Worried about legroom onboard? No more! Stretch your legs all you want. You’ll have no pressure on your knees from the seat in front of you when you're nearly standing up.
Aviointeriors, a seat manufacturer based in Italy, has updated their stand-up seating concept that has been floating around for years (but which no airline has bought yet). The SkyRider 2.0 is the smart and modern stand-up seating solution for tomorrow’s aircraft.
So what does the SkyRider 2.0 have over the original SkyRider? As the manufacturer explains, “Ultra-high density.” In lay terms, that means these seats could fit even more people on planes.
Aviointeriors says SkyRider 2.0 “ensures an increased upright passenger position, allowing installation of the seat at a reduced pitch, while maintaining an adequate comfort.” (Your own definition of “adequate” may vary.)
The saddle is so narrow that the domed container below, which holds tightly-folded life jackets, has become a prominent design feature instead of an invisible element of the seat.
On the plus side, the arm rests on these beauties are far more generous than some of the armrests we’re seeing on new economy light seats that are actually taking off. More good news: “The design of this seat enables to increase the passenger number by 20 percent allowing increasing profits for airline companies. Furthermore, Sky Rider 2.0 weighs 50 percent less than standard economy class seats and the reduced number of components enable minimum maintenance costs,” Aviointeriors claims.

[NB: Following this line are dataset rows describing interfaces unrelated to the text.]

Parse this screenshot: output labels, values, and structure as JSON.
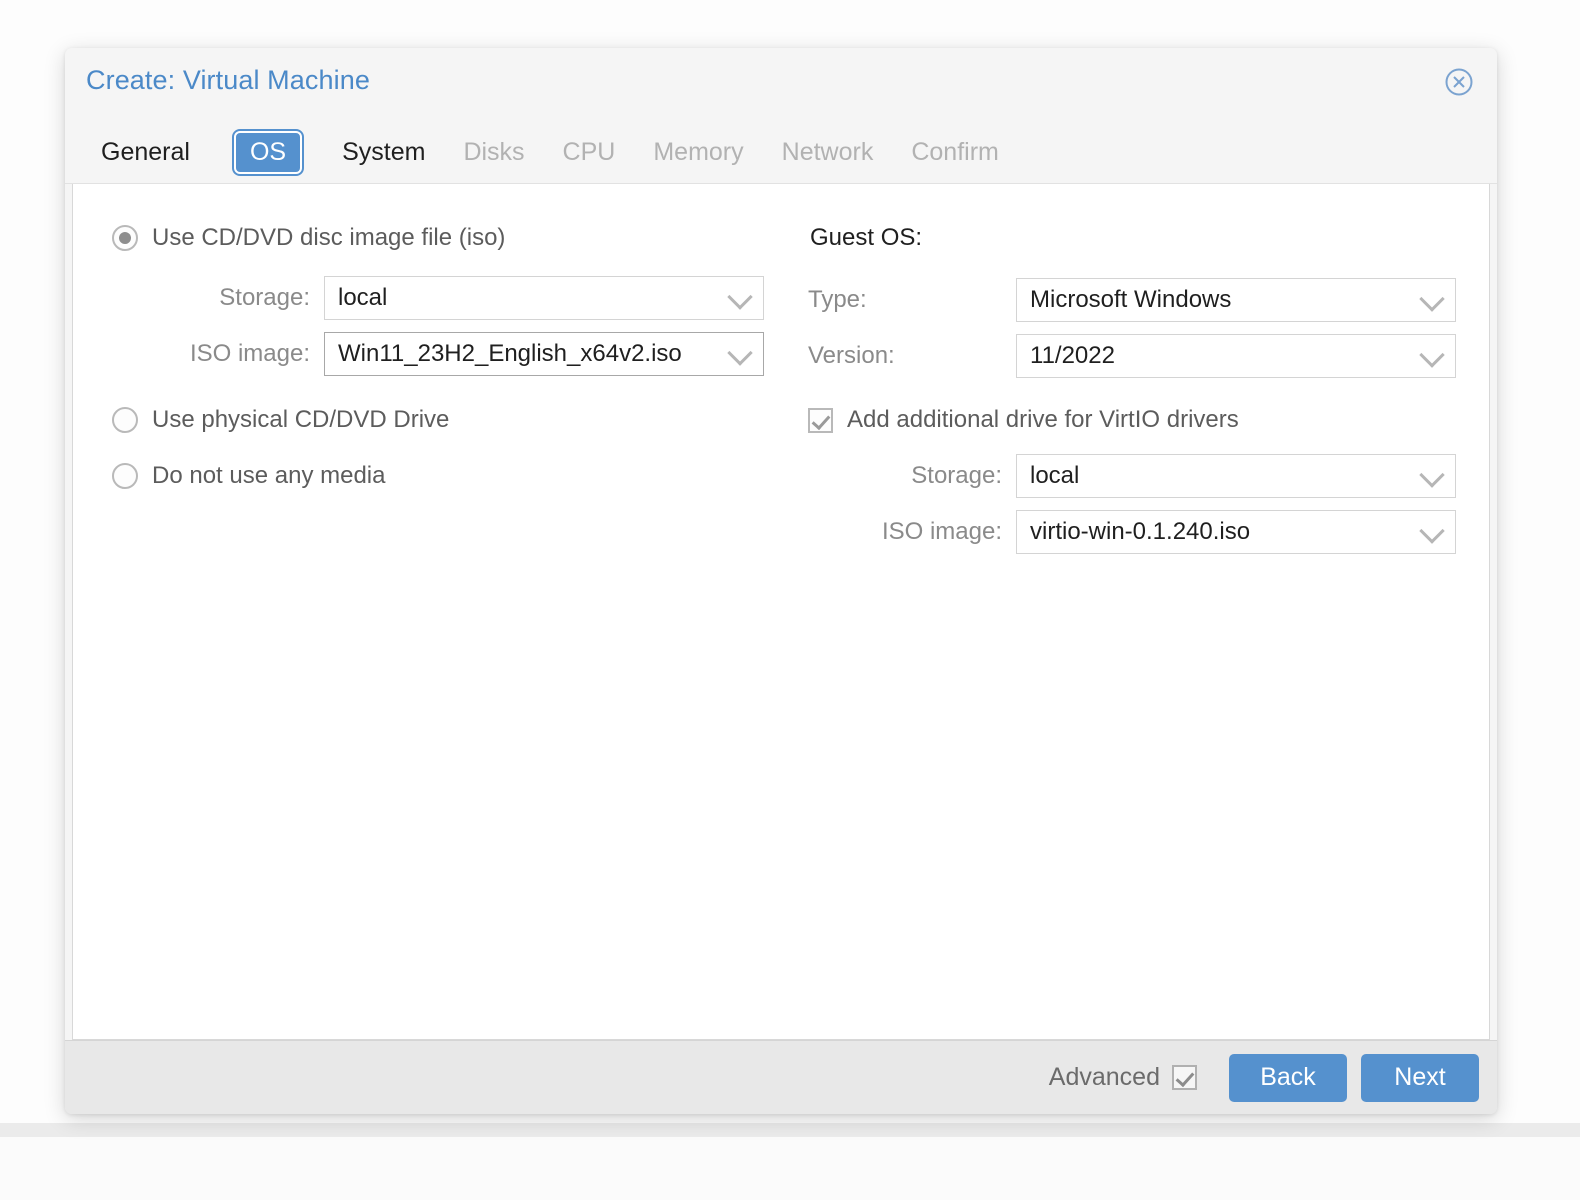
{
  "dialog": {
    "title": "Create: Virtual Machine",
    "close_icon": "close-circle-icon"
  },
  "tabs": [
    {
      "label": "General",
      "state": "enabled"
    },
    {
      "label": "OS",
      "state": "active"
    },
    {
      "label": "System",
      "state": "enabled"
    },
    {
      "label": "Disks",
      "state": "disabled"
    },
    {
      "label": "CPU",
      "state": "disabled"
    },
    {
      "label": "Memory",
      "state": "disabled"
    },
    {
      "label": "Network",
      "state": "disabled"
    },
    {
      "label": "Confirm",
      "state": "disabled"
    }
  ],
  "media": {
    "options": [
      {
        "label": "Use CD/DVD disc image file (iso)",
        "selected": true
      },
      {
        "label": "Use physical CD/DVD Drive",
        "selected": false
      },
      {
        "label": "Do not use any media",
        "selected": false
      }
    ],
    "storage_label": "Storage:",
    "storage_value": "local",
    "iso_label": "ISO image:",
    "iso_value": "Win11_23H2_English_x64v2.iso"
  },
  "guest_os": {
    "heading": "Guest OS:",
    "type_label": "Type:",
    "type_value": "Microsoft Windows",
    "version_label": "Version:",
    "version_value": "11/2022",
    "virtio_label": "Add additional drive for VirtIO drivers",
    "virtio_checked": true,
    "virtio_storage_label": "Storage:",
    "virtio_storage_value": "local",
    "virtio_iso_label": "ISO image:",
    "virtio_iso_value": "virtio-win-0.1.240.iso"
  },
  "footer": {
    "advanced_label": "Advanced",
    "advanced_checked": true,
    "back_label": "Back",
    "next_label": "Next"
  },
  "colors": {
    "accent": "#5591ce",
    "title": "#4b89c8",
    "disabled_text": "#b2b2b2",
    "label_text": "#8a8a8a",
    "footer_bg": "#e8e8e8"
  }
}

The company revealed the SkyRider 2.0 at the Aircraft Interiors Expo in Hamburg, which is an event targeted at airline buyers, and not at the flying public. In an ideal world, interests of both airline buyers and passengers should overlap, but here in the real world, that's not always the case.
For the show, the company dressed the new Sky Rider 2.0 in Ryanair colors, and that’s not a coincidence.

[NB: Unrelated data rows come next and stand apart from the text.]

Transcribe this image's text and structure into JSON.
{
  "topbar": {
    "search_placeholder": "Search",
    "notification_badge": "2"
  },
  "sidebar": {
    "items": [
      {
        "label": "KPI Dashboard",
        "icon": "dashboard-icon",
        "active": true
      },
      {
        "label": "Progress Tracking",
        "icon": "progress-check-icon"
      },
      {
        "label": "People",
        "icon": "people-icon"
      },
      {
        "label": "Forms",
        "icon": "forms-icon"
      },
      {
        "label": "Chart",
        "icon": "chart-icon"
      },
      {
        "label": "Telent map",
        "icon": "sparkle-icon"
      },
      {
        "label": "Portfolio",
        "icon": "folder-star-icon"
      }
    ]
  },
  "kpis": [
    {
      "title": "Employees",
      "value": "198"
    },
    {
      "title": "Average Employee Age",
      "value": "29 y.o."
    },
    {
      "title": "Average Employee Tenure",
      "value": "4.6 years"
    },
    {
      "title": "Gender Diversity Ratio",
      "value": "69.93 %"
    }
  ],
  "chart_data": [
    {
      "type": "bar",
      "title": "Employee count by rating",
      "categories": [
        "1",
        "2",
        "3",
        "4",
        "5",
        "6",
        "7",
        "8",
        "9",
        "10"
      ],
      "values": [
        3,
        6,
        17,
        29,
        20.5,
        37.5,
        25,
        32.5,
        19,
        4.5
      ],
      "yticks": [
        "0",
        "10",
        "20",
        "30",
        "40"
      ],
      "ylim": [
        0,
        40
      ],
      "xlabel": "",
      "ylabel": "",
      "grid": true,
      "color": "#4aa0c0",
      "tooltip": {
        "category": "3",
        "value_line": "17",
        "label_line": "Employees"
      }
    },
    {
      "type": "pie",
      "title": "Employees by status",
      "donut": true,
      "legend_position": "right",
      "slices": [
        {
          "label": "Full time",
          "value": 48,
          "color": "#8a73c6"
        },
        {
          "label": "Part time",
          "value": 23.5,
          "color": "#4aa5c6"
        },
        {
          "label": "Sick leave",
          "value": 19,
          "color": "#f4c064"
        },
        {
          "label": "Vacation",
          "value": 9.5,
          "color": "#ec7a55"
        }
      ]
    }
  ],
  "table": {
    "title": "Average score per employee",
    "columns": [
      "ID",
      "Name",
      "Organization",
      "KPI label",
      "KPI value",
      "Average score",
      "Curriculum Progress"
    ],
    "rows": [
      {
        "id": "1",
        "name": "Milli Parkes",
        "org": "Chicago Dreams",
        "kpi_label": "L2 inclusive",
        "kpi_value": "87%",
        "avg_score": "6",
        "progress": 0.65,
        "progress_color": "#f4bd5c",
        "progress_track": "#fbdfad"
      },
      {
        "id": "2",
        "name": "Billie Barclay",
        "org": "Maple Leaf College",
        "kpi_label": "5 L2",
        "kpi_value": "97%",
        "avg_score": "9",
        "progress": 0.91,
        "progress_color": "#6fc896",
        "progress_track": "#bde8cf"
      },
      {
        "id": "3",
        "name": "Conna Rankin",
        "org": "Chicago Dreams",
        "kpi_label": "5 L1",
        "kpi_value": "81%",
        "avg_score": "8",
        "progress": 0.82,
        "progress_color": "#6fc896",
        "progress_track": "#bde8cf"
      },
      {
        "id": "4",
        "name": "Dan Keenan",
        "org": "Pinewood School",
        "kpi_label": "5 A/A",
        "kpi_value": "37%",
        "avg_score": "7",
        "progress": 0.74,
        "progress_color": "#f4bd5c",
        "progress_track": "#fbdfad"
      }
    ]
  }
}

Around the time that the first version of the saddle seats debuted, Ryanair CEO Michael O’Leary joked that he would consider having people fly standing up. But this was just another in a series of O’Leary’s headline grabbers. Ryanair has standard seats on planes, and has announced no plans to launch a stand-up saddle class.
Experts in aircraft seating give the SkyRider side-eye. Just for a start, there are questions of safety if passengers are standing up during an accident. Overhead bin space would get smaller, as regulations require vertical clearance between passengers’ heads and the hard surface above, in case of turbulence. And there’s no room for stowing personal items under the saddle seat.

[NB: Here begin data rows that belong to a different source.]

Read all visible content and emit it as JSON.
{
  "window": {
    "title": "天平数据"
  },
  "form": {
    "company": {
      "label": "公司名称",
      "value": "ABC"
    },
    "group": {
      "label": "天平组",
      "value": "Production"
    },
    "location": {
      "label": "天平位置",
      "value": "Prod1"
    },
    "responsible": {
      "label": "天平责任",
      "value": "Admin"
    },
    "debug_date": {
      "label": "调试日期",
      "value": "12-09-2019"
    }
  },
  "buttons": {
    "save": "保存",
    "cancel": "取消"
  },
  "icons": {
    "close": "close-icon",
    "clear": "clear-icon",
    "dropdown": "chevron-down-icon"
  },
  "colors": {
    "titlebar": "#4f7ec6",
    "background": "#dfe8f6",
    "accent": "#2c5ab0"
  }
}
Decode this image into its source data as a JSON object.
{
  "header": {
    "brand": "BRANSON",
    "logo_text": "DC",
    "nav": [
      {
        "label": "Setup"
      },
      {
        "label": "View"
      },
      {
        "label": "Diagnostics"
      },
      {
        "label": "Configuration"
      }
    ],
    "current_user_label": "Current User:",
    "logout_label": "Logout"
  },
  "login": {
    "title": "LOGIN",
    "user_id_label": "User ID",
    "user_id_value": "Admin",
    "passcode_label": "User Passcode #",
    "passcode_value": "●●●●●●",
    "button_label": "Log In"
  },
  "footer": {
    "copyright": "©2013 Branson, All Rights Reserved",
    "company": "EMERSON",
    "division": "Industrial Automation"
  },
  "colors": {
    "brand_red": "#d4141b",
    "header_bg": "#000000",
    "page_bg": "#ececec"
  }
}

Aviointeriors doesn’t spend all of its time re-designing a seat no one buys. They also make very comfortable economy, business, and first class aircraft seats for airlines. You know, just to keep the business going while they wait for the SkyRider to take off.